I should have written about Hanoi last night, when I loved it. Because today… well, unless I find myself a good bottle of red wine tonight… I hate it.
I’m going to work backwards, because the culmination of this headache is most fresh in my mind. My iPhone was stolen from my pocket, while I was taking photos of a turtle. Not just any turtle, a lucky turtle – the superstitious Vietnamese believe that this turtle may be over six centuries old, and that it once saved Vietnam from Chinese attack. Also, it is only one of four giant freshwater turtles left in the world. All of this leads the people of Hanoi to believe the Hoam Kiem turtle is lucky.
But, it’s not. Well, at least it wasn’t for me today. After lunch, along with half the population of Hanoi, we crowded around the lake to catch a glimpse of the turtle coming up to breathe. And we saw it! A number of times, and we were told that this should bring us luck. Well, it brought someone luck, because they’ve got a new unlocked iPhone now with gorgeous photos of a border collie on there. I’ve changed any passwords that might lead the thief into my accounts, and other than the prized photos, the phone is of little use. My music, contacts and information is all backed up, but of no use to anyone except me (I hope). It’s really not a big deal, and it could have been much worse… but enough to make me upset.
Before all this, we’d had an average lunch at an average, overpriced restaurant after an average day. Rising a little later than expected – following a late night, and a gloomy morning offering no sunshine into our room – we sped across town to the Ho Chi Minh Museum. It was closed – at 11.25am. Seriously, it’s open for only 3 hours a day, 5 days a week. Bad museum! So we jumped onto a bike-tuk-tuk and were wheeled off to the Temple of Literature. Beautiful grounds; a little busy, but full of stories about the history of Hanoi.
I might mention here that our driver – let’s call him Rip Off (hint hint) – said that the price was 70,000 VND, but that we needn’t pay until we were finished, in case we wanted to go to another spot. And he stayed there, waiting for us patiently at each spot we visited.
After the Temple of Literature, we went to Hanoi Prison. According to their records, the prison was ‘sarcastically referred to as the Hanoi Hilton by American soldiers’ that were detained there during the Vietnam War. We overheard a tour guide telling her group that the American POW’s were very well treated here, and that any stories to suggest otherwise were incorrect. I think she was talking to you, John McCain. The prison wasn’t nice by any means, but it was better than the prisons I’ve seen in Germany and Hungary, left over from World War 2. Most of the prison grounds have been knocked down and replaced by Hanoi Towers, a high rise shopping complex, but we again overheard that the grounds used to be big enough to hold about 2000 prisoners (even though it was built for only 450).
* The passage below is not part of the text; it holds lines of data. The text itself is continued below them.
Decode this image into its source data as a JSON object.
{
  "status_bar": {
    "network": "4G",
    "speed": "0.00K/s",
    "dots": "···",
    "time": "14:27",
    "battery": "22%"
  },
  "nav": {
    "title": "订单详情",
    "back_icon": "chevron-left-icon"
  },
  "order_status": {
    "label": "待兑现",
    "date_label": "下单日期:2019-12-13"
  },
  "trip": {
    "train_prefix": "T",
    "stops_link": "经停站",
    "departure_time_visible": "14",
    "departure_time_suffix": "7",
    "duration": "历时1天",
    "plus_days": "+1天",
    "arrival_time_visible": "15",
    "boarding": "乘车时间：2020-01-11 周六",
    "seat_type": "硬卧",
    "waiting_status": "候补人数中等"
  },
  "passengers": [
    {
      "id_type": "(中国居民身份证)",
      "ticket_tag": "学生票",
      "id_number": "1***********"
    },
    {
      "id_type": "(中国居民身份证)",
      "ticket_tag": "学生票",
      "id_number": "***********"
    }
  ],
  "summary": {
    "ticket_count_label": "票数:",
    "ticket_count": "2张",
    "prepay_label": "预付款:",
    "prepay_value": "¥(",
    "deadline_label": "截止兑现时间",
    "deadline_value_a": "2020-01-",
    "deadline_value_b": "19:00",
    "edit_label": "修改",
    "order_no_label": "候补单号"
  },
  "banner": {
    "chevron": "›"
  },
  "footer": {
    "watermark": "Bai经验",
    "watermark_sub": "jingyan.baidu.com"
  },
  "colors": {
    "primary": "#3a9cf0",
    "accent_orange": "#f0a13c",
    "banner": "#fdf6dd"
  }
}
One last stop on our bike-tuk-tuk to a small lake with a crashed B-52 in it. Yep, just lying there – old, grey, dirty from muddy water. I couldn’t even tell it was a plane, to be honest. Just some left over steel and a stray tyre or two. But this ‘monument’ instills a sense of achievement for the people of Hanoi, when the American B-52 was shot down from the skies in 1972, at the turning point for the Vietnam war.
It was then 2pm and I had a bit of a headache, a sore neck, and was hungry. End the tour, please Rip Off! So he rode us to a street that was ‘very close’ to our hotel and asked for $50. Yep, 50 US Dollars for a trip that was originally quoted at approximately $3. And even if we multiplied that initial quote a few times to include the two extra stops, we were still expecting to pay only about $10, maybe $15, or 300,000 VND. But he was asking for over 1,000,000 VND! WHAT THE! He’s sore, and rode a long way, and apparently he thinks ‘fifty dollars is cheap, for you!’ We negotiated and got him down to 600,000 – which is about $30 for the trip. Now, we’re not tight with our money, but that’s a rip off. Sure, $30 MIGHT get me home from a night out with the girls back in Brisbane. But we’re in one of Hanoi’s top 10 hotels for these three nights, and we’re only paying $35 a night to stay here. So – it’s a RIP OFF. And HERE I might mention that he pointed us in the wrong direction to find the lake, and we spent another 30minutes walking to get back to our hotel.
GRR! Why, Hanoi – why must you be so exciting and interesting by night, but so frustrating by day!
Now that I’ve vented my frustrations, I can describe Hanoi a little more concisely. Hanoi is a city that despises hesitation. You should always know what you want, how much you wish to pay, and how to get there, or else you will be late, ripped off or run over. So, in order to survive, be direct, have a map and name your price. Oh, and don’t bother going out during the day – wait until night when it’s pretty!
To ensure my frustrations with Hanoi and the phone loss don’t last, we’ve made some fun plans for the next few days. Tomorrow, for my birthday, we’re booked in for a 4 hour spa and massage treatment in the morning, and a lovely dinner at night. The next two nights will be spent on Halong Bay, posing as honeymooners for extra discounts and/or special treatment. Ahh… I feel better already!